What lines in the records below hold the string "this"? Please show them.

· · ·

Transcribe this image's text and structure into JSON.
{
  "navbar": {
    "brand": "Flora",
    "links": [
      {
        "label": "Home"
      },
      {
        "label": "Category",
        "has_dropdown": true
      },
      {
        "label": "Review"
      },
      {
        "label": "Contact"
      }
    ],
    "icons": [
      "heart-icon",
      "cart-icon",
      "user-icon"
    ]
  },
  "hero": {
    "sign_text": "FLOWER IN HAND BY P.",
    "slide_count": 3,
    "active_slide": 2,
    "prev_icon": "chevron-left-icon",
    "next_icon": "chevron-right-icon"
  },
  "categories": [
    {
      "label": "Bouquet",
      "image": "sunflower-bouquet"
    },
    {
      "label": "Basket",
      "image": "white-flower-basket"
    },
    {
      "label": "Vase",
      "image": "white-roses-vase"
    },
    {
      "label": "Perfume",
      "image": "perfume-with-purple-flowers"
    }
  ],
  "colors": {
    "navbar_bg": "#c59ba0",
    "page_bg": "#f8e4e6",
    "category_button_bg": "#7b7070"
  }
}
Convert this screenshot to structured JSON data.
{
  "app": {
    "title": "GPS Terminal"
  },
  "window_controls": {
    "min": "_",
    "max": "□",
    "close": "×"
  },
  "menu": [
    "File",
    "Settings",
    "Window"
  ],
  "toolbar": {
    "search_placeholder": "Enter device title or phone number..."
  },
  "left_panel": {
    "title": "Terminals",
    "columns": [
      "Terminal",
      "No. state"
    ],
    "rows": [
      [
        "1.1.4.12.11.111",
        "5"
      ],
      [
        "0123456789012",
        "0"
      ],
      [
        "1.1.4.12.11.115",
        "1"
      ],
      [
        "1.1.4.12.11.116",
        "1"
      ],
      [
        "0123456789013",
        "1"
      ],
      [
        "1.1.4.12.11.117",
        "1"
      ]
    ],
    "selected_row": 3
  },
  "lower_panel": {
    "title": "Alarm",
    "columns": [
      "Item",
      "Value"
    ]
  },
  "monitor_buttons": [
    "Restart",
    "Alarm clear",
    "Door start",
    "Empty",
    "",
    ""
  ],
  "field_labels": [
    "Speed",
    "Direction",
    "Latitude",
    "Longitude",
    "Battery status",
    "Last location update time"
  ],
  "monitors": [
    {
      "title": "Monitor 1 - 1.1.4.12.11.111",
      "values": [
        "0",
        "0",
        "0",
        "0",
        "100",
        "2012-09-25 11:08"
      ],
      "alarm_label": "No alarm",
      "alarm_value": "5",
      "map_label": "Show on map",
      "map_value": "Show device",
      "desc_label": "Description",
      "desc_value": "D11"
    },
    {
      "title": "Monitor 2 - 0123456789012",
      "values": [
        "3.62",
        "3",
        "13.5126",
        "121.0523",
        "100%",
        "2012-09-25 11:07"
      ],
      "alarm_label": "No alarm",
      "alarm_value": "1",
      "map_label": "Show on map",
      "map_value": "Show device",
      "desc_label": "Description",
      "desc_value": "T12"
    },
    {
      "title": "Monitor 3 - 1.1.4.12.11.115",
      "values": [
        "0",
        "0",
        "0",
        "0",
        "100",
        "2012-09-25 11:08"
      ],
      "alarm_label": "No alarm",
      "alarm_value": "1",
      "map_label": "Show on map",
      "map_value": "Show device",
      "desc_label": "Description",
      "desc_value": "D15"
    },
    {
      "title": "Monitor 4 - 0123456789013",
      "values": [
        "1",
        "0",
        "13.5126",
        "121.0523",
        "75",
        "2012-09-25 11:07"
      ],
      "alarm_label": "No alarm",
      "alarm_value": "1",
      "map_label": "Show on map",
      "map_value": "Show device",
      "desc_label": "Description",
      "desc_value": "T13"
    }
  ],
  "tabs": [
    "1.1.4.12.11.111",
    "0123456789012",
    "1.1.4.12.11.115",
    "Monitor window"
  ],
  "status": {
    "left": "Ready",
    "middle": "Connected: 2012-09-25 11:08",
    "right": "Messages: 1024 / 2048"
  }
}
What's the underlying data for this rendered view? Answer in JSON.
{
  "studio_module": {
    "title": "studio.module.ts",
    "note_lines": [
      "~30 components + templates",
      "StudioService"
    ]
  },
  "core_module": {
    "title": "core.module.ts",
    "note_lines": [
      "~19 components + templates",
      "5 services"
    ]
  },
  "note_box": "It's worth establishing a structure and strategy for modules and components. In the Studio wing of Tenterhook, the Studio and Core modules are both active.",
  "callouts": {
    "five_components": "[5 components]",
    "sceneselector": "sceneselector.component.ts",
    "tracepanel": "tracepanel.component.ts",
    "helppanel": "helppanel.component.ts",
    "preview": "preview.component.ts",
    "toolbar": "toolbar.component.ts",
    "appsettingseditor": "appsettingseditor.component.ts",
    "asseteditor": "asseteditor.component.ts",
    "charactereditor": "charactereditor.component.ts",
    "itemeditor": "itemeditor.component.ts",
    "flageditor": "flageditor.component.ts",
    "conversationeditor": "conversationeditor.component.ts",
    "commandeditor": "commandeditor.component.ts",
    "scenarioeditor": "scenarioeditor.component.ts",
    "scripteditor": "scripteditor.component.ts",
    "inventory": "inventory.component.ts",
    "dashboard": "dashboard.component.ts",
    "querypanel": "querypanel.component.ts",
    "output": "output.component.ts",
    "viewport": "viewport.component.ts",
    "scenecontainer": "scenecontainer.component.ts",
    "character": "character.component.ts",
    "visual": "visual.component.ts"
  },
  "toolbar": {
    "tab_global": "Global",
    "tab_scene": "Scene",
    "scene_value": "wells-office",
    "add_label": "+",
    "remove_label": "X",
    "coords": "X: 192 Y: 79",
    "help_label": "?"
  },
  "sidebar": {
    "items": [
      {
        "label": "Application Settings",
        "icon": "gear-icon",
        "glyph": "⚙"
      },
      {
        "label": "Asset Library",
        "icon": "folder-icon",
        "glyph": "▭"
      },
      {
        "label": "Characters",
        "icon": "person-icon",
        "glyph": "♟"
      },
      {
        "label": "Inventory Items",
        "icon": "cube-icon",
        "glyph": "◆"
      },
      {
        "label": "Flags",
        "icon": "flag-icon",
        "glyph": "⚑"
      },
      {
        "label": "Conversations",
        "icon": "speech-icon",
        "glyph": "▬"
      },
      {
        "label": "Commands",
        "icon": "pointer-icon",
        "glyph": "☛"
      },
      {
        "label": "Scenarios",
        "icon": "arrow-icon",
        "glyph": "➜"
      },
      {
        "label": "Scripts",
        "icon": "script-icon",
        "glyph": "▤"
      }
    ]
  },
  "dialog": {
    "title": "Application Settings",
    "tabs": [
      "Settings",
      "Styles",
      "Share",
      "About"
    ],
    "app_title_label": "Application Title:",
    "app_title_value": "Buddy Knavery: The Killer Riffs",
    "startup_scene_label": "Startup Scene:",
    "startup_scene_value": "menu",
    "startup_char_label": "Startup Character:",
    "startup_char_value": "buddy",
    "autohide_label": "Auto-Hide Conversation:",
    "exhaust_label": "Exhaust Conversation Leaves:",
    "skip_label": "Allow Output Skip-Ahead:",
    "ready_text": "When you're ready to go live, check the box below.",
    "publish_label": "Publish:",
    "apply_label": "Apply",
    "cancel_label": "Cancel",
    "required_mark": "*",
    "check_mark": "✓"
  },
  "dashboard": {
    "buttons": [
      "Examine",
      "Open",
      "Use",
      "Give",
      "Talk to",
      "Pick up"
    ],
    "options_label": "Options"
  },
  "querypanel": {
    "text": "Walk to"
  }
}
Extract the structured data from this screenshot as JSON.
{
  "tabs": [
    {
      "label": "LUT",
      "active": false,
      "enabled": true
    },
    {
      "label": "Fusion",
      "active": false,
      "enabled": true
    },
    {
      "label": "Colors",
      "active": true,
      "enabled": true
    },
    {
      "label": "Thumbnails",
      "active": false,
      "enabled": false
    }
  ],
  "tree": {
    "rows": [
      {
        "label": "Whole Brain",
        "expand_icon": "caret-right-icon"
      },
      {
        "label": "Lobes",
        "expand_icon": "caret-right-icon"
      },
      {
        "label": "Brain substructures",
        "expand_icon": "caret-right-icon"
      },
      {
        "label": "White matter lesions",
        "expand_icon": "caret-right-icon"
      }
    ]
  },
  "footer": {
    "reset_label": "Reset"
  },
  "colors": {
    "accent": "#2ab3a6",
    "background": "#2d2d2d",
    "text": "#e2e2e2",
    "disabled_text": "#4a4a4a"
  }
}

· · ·

Solution below →
Transcribe this image's text and structure into JSON.
Convert this screenshot to structured JSON data.
What's the underlying data for this rendered view? Answer in JSON.
Extract the structured data from this screenshot as JSON.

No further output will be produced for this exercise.